Before we can begin to discuss pasta as a dish, the logical mind is moved to discuss pasta itself, pasta as pasta, i.e. its shape, because of all the determinants that influence the final composition of a meal of pasta, shape might be that which would best be characterized as “primary.”


The love of pasta, deep and abiding, derives from a certain intuitive sense of morality’s flexibility. This is the reason it is so clamored for by young children, bureaucrats and lovers. The beauty of pasta, the pastaness of pasta, lies in its power of allusion. Borgesian in its composition, pasta’s insistence is that it does not represent (lovers of pasta will reject definitively that ersatz pasta machine-made in the outline of rabbits, dollar signs, genitals...), it only alludes to a form. And in allusion, of course, because it allows the imagination free reign, there is always more force than in attempted representation. An ear, a helix, a snail, a funereal hanky cut to ribbons...all pastas.

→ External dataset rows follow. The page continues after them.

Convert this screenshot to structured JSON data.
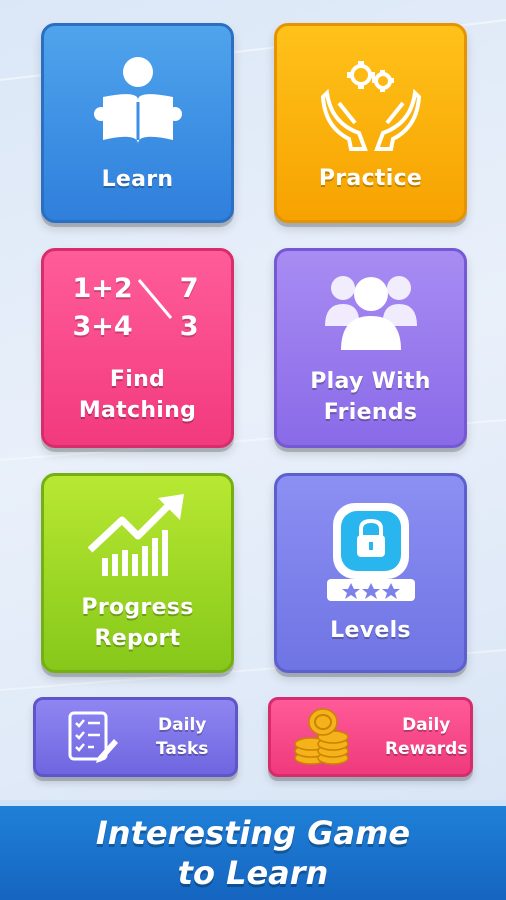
{
  "tiles": {
    "learn": {
      "label": "Learn",
      "icon": "reading-student-icon",
      "color": "#3b8fe6"
    },
    "practice": {
      "label": "Practice",
      "icon": "hands-gears-icon",
      "color": "#fbb00c"
    },
    "find_matching": {
      "label_line1": "Find",
      "label_line2": "Matching",
      "icon": "match-numbers-icon",
      "color": "#f4468a",
      "expr1": "1+2",
      "expr2": "3+4",
      "ans1": "7",
      "ans2": "3"
    },
    "play_with_friends": {
      "label_line1": "Play With",
      "label_line2": "Friends",
      "icon": "group-users-icon",
      "color": "#9a7cef"
    },
    "progress_report": {
      "label_line1": "Progress",
      "label_line2": "Report",
      "icon": "growth-chart-icon",
      "color": "#9ed626"
    },
    "levels": {
      "label": "Levels",
      "icon": "locked-level-icon",
      "color": "#7d82eb"
    }
  },
  "buttons": {
    "daily_tasks": {
      "label_line1": "Daily",
      "label_line2": "Tasks",
      "icon": "checklist-icon",
      "color": "#7f76ea"
    },
    "daily_rewards": {
      "label_line1": "Daily",
      "label_line2": "Rewards",
      "icon": "coins-icon",
      "color": "#f74a8a"
    }
  },
  "banner": {
    "line1": "Interesting Game",
    "line2": "to Learn",
    "color": "#1a73cc"
  }
}
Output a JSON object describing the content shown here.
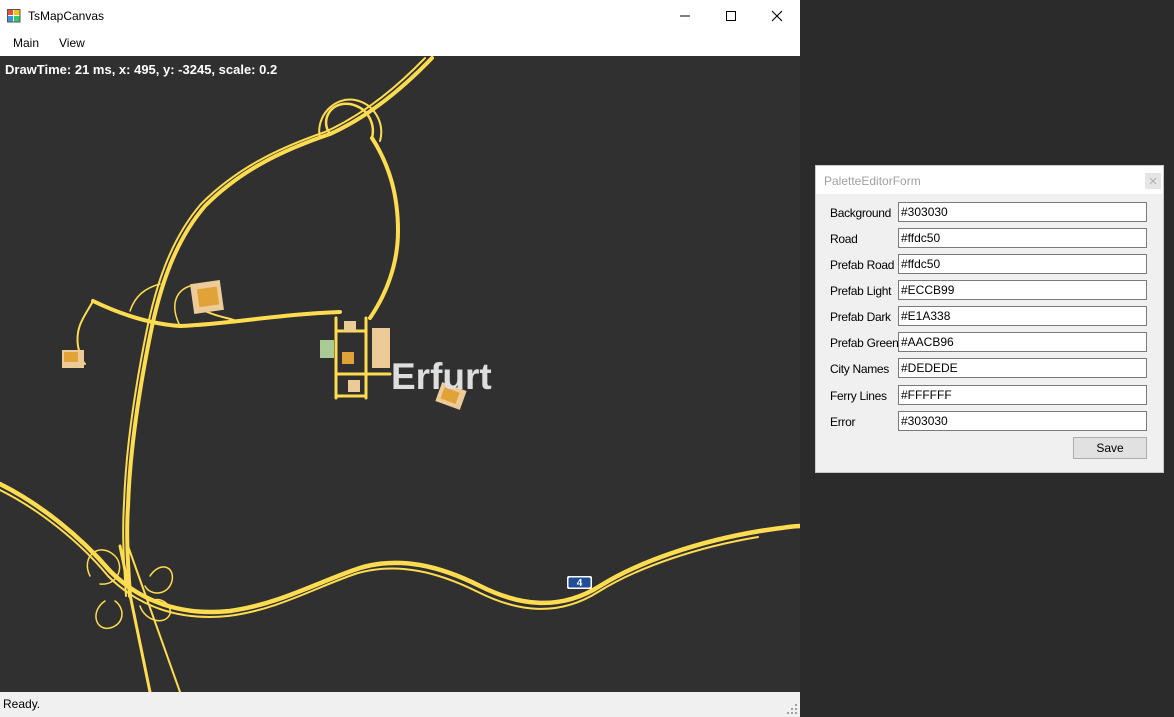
{
  "window": {
    "title": "TsMapCanvas",
    "menu": [
      "Main",
      "View"
    ],
    "status": "Ready."
  },
  "map": {
    "draw_info": "DrawTime: 21 ms, x: 495, y: -3245, scale: 0.2",
    "city_name": "Erfurt",
    "route_shield": "4",
    "colors": {
      "background": "#303030",
      "road": "#ffdc50",
      "prefab_light": "#ECCB99",
      "prefab_dark": "#E1A338",
      "prefab_green": "#AACB96",
      "city_names": "#DEDEDE"
    }
  },
  "palette": {
    "title": "PaletteEditorForm",
    "fields": [
      {
        "label": "Background",
        "value": "#303030"
      },
      {
        "label": "Road",
        "value": "#ffdc50"
      },
      {
        "label": "Prefab Road",
        "value": "#ffdc50"
      },
      {
        "label": "Prefab Light",
        "value": "#ECCB99"
      },
      {
        "label": "Prefab Dark",
        "value": "#E1A338"
      },
      {
        "label": "Prefab Green",
        "value": "#AACB96"
      },
      {
        "label": "City Names",
        "value": "#DEDEDE"
      },
      {
        "label": "Ferry Lines",
        "value": "#FFFFFF"
      },
      {
        "label": "Error",
        "value": "#303030"
      }
    ],
    "save_label": "Save"
  }
}
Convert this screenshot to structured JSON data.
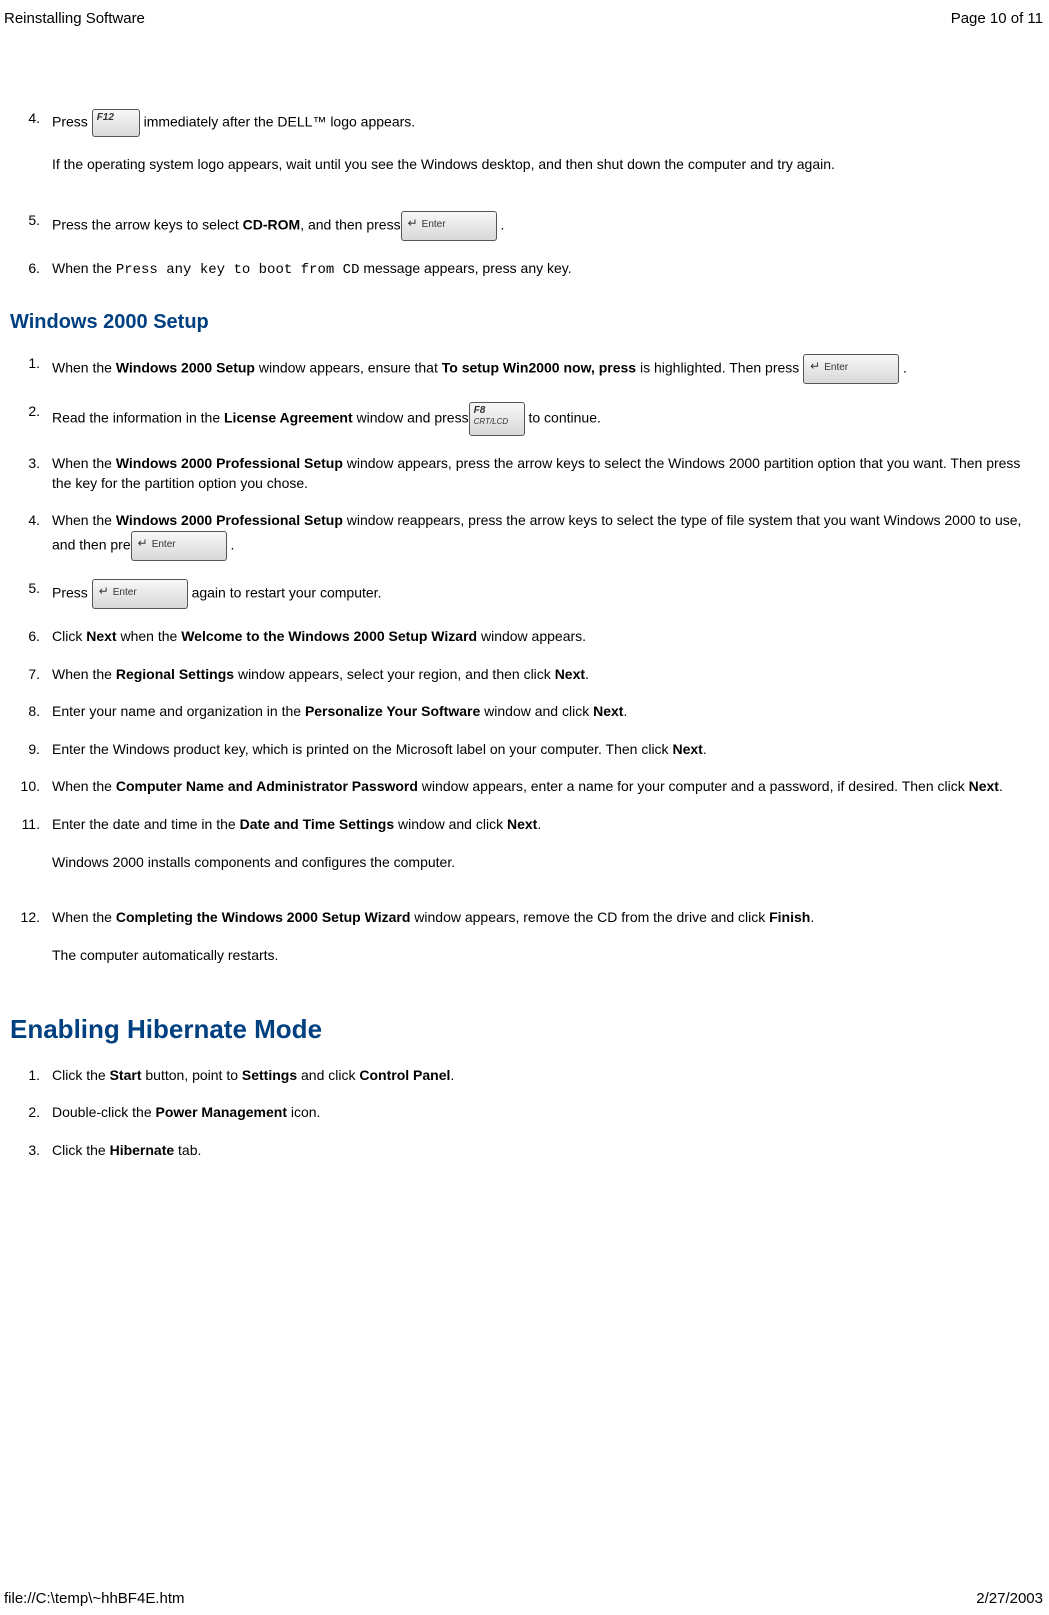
{
  "header": {
    "title": "Reinstalling Software",
    "page_info": "Page 10 of 11"
  },
  "section_top": {
    "steps": {
      "4": {
        "num": "4.",
        "pre": "Press ",
        "key_label": "F12",
        "post": " immediately after the DELL™ logo appears.",
        "sub": "If the operating system logo appears, wait until you see the Windows desktop, and then shut down the computer and try again."
      },
      "5": {
        "num": "5.",
        "pre": "Press the arrow keys to select ",
        "bold": "CD-ROM",
        "mid": ", and then press",
        "key_label": "Enter",
        "post": "  ."
      },
      "6": {
        "num": "6.",
        "pre": "When the ",
        "mono": "Press any key to boot from CD",
        "post": " message appears, press any key."
      }
    }
  },
  "section_w2k": {
    "heading": "Windows 2000 Setup",
    "steps": {
      "1": {
        "num": "1.",
        "s1": "When the ",
        "b1": "Windows 2000 Setup",
        "s2": " window appears, ensure that ",
        "b2": "To setup Win2000 now, press",
        "s3": " is highlighted. Then press ",
        "key_label": "Enter",
        "s4": "  ."
      },
      "2": {
        "num": "2.",
        "s1": "Read the information in the ",
        "b1": "License Agreement",
        "s2": " window and press",
        "key_t1": "F8",
        "key_t2": "CRT/LCD",
        "s3": " to continue."
      },
      "3": {
        "num": "3.",
        "s1": "When the ",
        "b1": "Windows 2000 Professional Setup",
        "s2": " window appears, press the arrow keys to select the Windows 2000 partition option that you want. Then press the key for the partition option you chose."
      },
      "4": {
        "num": "4.",
        "s1": "When the ",
        "b1": "Windows 2000 Professional Setup",
        "s2": " window reappears, press the arrow keys to select the type of file system that you want Windows 2000 to use, and then pre",
        "key_label": "Enter",
        "s3": "    ."
      },
      "5": {
        "num": "5.",
        "s1": "Press ",
        "key_label": "Enter",
        "s2": " again to restart your computer."
      },
      "6": {
        "num": "6.",
        "s1": "Click ",
        "b1": "Next",
        "s2": " when the ",
        "b2": "Welcome to the Windows 2000 Setup Wizard",
        "s3": " window appears."
      },
      "7": {
        "num": "7.",
        "s1": "When the ",
        "b1": "Regional Settings",
        "s2": " window appears, select your region, and then click ",
        "b2": "Next",
        "s3": "."
      },
      "8": {
        "num": "8.",
        "s1": "Enter your name and organization in the ",
        "b1": "Personalize Your Software",
        "s2": " window and click ",
        "b2": "Next",
        "s3": "."
      },
      "9": {
        "num": "9.",
        "s1": "Enter the Windows product key, which is printed on the Microsoft label on your computer. Then click ",
        "b1": "Next",
        "s2": "."
      },
      "10": {
        "num": "10.",
        "s1": "When the ",
        "b1": "Computer Name and Administrator Password",
        "s2": " window appears, enter a name for your computer and a password, if desired. Then click ",
        "b2": "Next",
        "s3": "."
      },
      "11": {
        "num": "11.",
        "s1": "Enter the date and time in the ",
        "b1": "Date and Time Settings",
        "s2": " window and click ",
        "b2": "Next",
        "s3": ".",
        "sub": "Windows 2000 installs components and configures the computer."
      },
      "12": {
        "num": "12.",
        "s1": "When the ",
        "b1": "Completing the Windows 2000 Setup Wizard",
        "s2": " window appears, remove the CD from the drive and click ",
        "b2": "Finish",
        "s3": ".",
        "sub": "The computer automatically restarts."
      }
    }
  },
  "section_hibernate": {
    "heading": "Enabling Hibernate Mode",
    "steps": {
      "1": {
        "num": "1.",
        "s1": "Click the ",
        "b1": "Start",
        "s2": " button, point to ",
        "b2": "Settings",
        "s3": " and click ",
        "b3": "Control Panel",
        "s4": "."
      },
      "2": {
        "num": "2.",
        "s1": "Double-click the ",
        "b1": "Power Management",
        "s2": " icon."
      },
      "3": {
        "num": "3.",
        "s1": "Click the ",
        "b1": "Hibernate",
        "s2": " tab."
      }
    }
  },
  "footer": {
    "path": "file://C:\\temp\\~hhBF4E.htm",
    "date": "2/27/2003"
  }
}
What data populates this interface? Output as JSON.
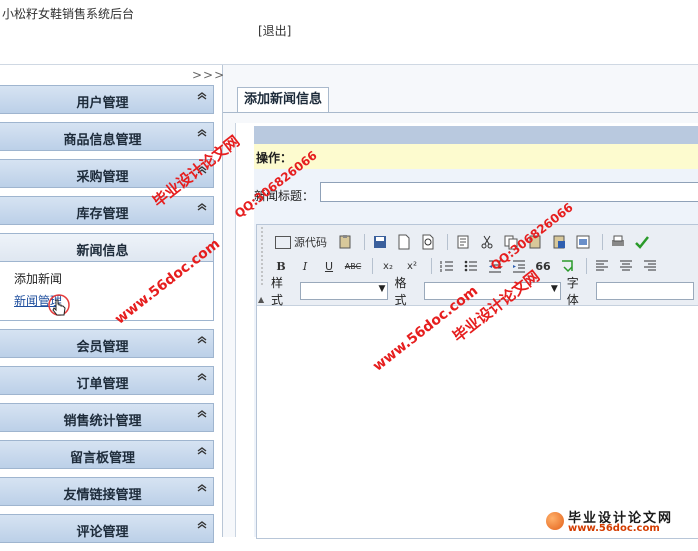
{
  "header": {
    "app_title": "小松籽女鞋销售系统后台",
    "logout": "[退出]"
  },
  "sidebar": {
    "collapse_label": ">>>",
    "items_before": [
      {
        "label": "用户管理"
      },
      {
        "label": "商品信息管理"
      },
      {
        "label": "采购管理"
      },
      {
        "label": "库存管理"
      }
    ],
    "open_item": {
      "label": "新闻信息",
      "children": [
        "添加新闻",
        "新闻管理"
      ]
    },
    "items_after": [
      {
        "label": "会员管理"
      },
      {
        "label": "订单管理"
      },
      {
        "label": "销售统计管理"
      },
      {
        "label": "留言板管理"
      },
      {
        "label": "友情链接管理"
      },
      {
        "label": "评论管理"
      }
    ],
    "chevron": "⌃"
  },
  "main": {
    "tab_label": "添加新闻信息",
    "ops_label": "操作：",
    "title_label": "新闻标题：",
    "title_value": ""
  },
  "editor": {
    "source_button": "源代码",
    "style_label": "样式",
    "format_label": "格式",
    "font_label": "字体",
    "bold": "B",
    "italic": "I",
    "underline": "U",
    "strike": "ABC",
    "subscript": "x₂",
    "superscript": "x²",
    "quote": "66"
  },
  "watermarks": {
    "site": "毕业设计论文网",
    "url": "www.56doc.com",
    "qq": "QQ:306826066"
  },
  "footer_logo": {
    "name": "毕业设计论文网",
    "url": "www.56doc.com"
  }
}
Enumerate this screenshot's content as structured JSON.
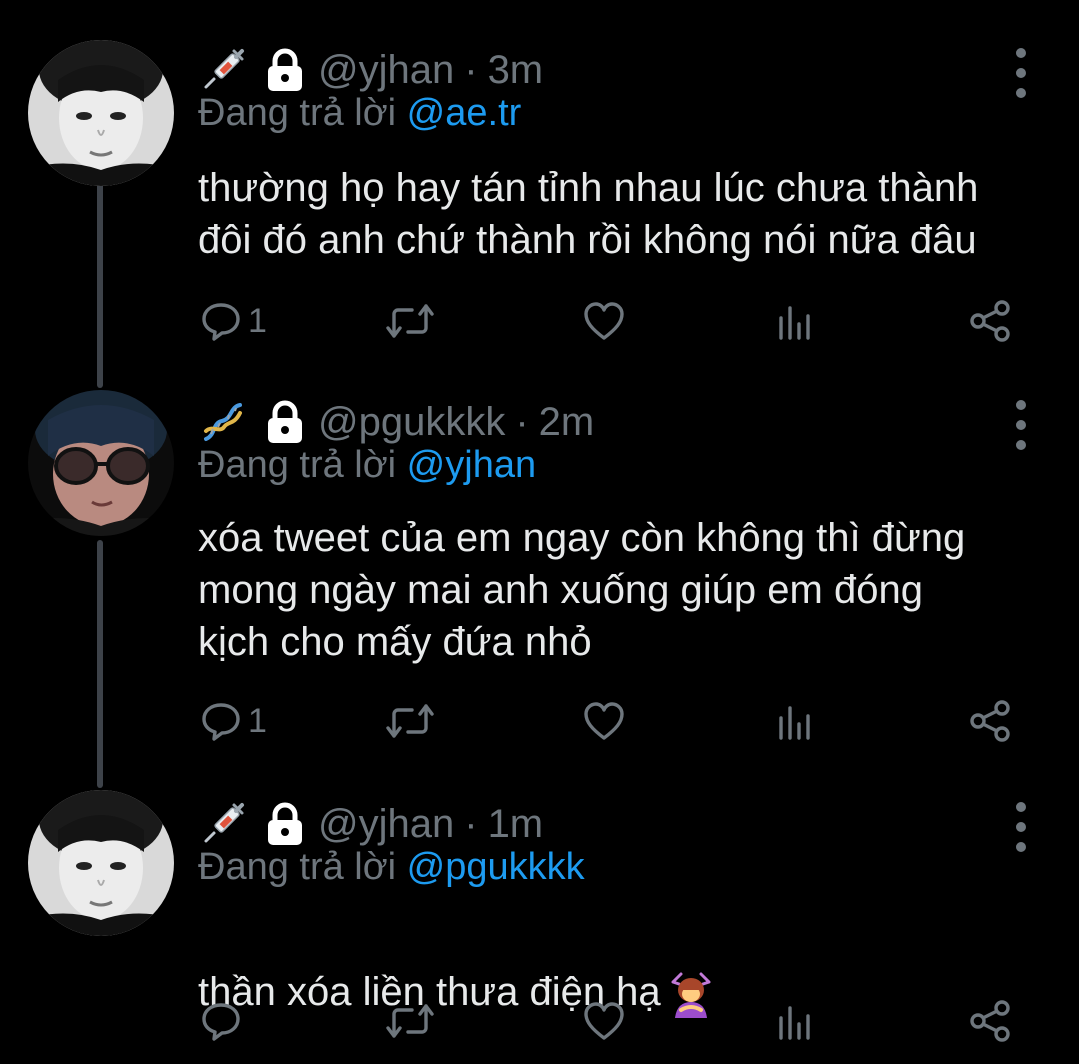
{
  "tweets": [
    {
      "handle": "@yjhan",
      "separator": "·",
      "time": "3m",
      "reply_prefix": "Đang trả lời",
      "reply_to": "@ae.tr",
      "text": "thường họ hay tán tỉnh nhau lúc chưa thành\nđôi đó anh chứ thành rồi không nói nữa đâu",
      "reply_count": "1",
      "badge_icon": "syringe-emoji",
      "avatar": "avatar-yjhan"
    },
    {
      "handle": "@pgukkkk",
      "separator": "·",
      "time": "2m",
      "reply_prefix": "Đang trả lời",
      "reply_to": "@yjhan",
      "text": "xóa tweet của em ngay còn không thì đừng\nmong ngày mai anh xuống giúp em đóng\nkịch cho mấy đứa nhỏ",
      "reply_count": "1",
      "badge_icon": "dna-emoji",
      "avatar": "avatar-pgukkkk"
    },
    {
      "handle": "@yjhan",
      "separator": "·",
      "time": "1m",
      "reply_prefix": "Đang trả lời",
      "reply_to": "@pgukkkk",
      "text": "thần xóa liền thưa điện hạ",
      "reply_count": "",
      "badge_icon": "syringe-emoji",
      "avatar": "avatar-yjhan",
      "trailing_emoji": "person-bowing-emoji"
    }
  ],
  "colors": {
    "background": "#000000",
    "text": "#e7e9ea",
    "muted": "#6e767d",
    "mention": "#1d9bf0",
    "thread_line": "#3d4249"
  },
  "icons": [
    "more-icon",
    "reply-icon",
    "retweet-icon",
    "like-icon",
    "analytics-icon",
    "share-icon",
    "lock-icon"
  ]
}
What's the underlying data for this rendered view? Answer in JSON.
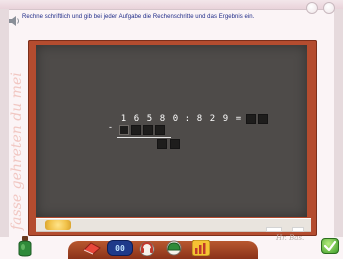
{
  "instruction": "Rechne schriftlich und gib bei jeder Aufgabe die Rechenschritte und das Ergebnis ein.",
  "side_text": "fasse gehreten du mei",
  "problem": {
    "dividend_digits": [
      "1",
      "6",
      "5",
      "8",
      "0"
    ],
    "operator": ":",
    "divisor_digits": [
      "8",
      "2",
      "9"
    ],
    "equals": "=",
    "subtraction_sign": "-"
  },
  "signature": "Hr. Bas.",
  "toolbar": {
    "counter_label": "00",
    "icons": [
      "eraser-icon",
      "counter-icon",
      "headphones-icon",
      "green-cap-icon",
      "bar-chart-icon"
    ]
  },
  "colors": {
    "board": "#4e4b49",
    "frame": "#b44c2f",
    "instruction_text": "#1f2b88",
    "ok_green": "#3d9c2a"
  }
}
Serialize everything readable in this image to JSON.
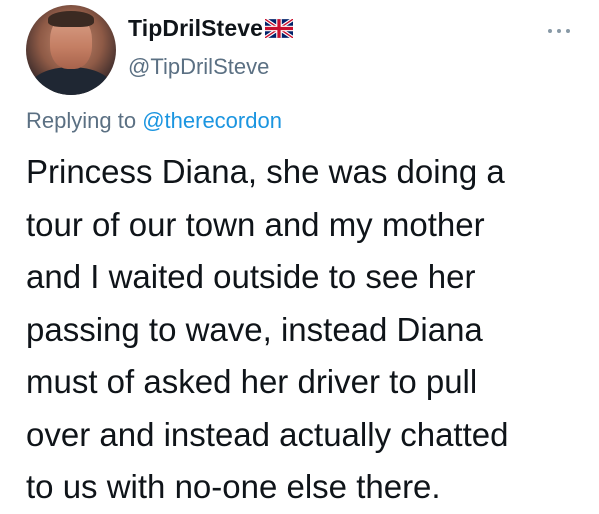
{
  "tweet": {
    "author": {
      "display_name": "TipDrilSteve",
      "username": "@TipDrilSteve",
      "flag_icon": "uk-flag-icon"
    },
    "more_icon": "more-horizontal-icon",
    "replying": {
      "prefix": "Replying to",
      "mention": "@therecordon"
    },
    "text_lines": [
      "Princess Diana, she was doing a",
      "tour of our town and my mother",
      "and I waited outside to see her",
      "passing to wave, instead Diana",
      "must of asked her driver to pull",
      "over and instead actually chatted",
      "to us with no-one else there."
    ]
  },
  "colors": {
    "text": "#0f1419",
    "secondary": "#5b7083",
    "link": "#1b95e0"
  }
}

The sauce, then, must in some way mediate and complement the allusion of the pasta, and if it doesn’t the consequences can be catastrophic. (Good marriages have ended over angel hair ragu.) Bucatini, for instance, whose vulgarity is only vague, wants clams and white wine and should be eaten in Portland with a widow and it should be raining. And the man who serves it to his mother-in-law for lunch is a cad and can’t be trusted. Mothers-in-law require fettuccine or, in tense conditions, a highly spiced ziti. Puttanesca wants a cavalier sort of pasta in general, but if the company is tolerant and the evening is warm enough for irony, it can stand a farfalle (an inclination towards puttanesca in a child indicates an unhealthy predisposition towards the poetry of Rimbaud; generally, parents concerned with lasciviousness should never serve pasta to children).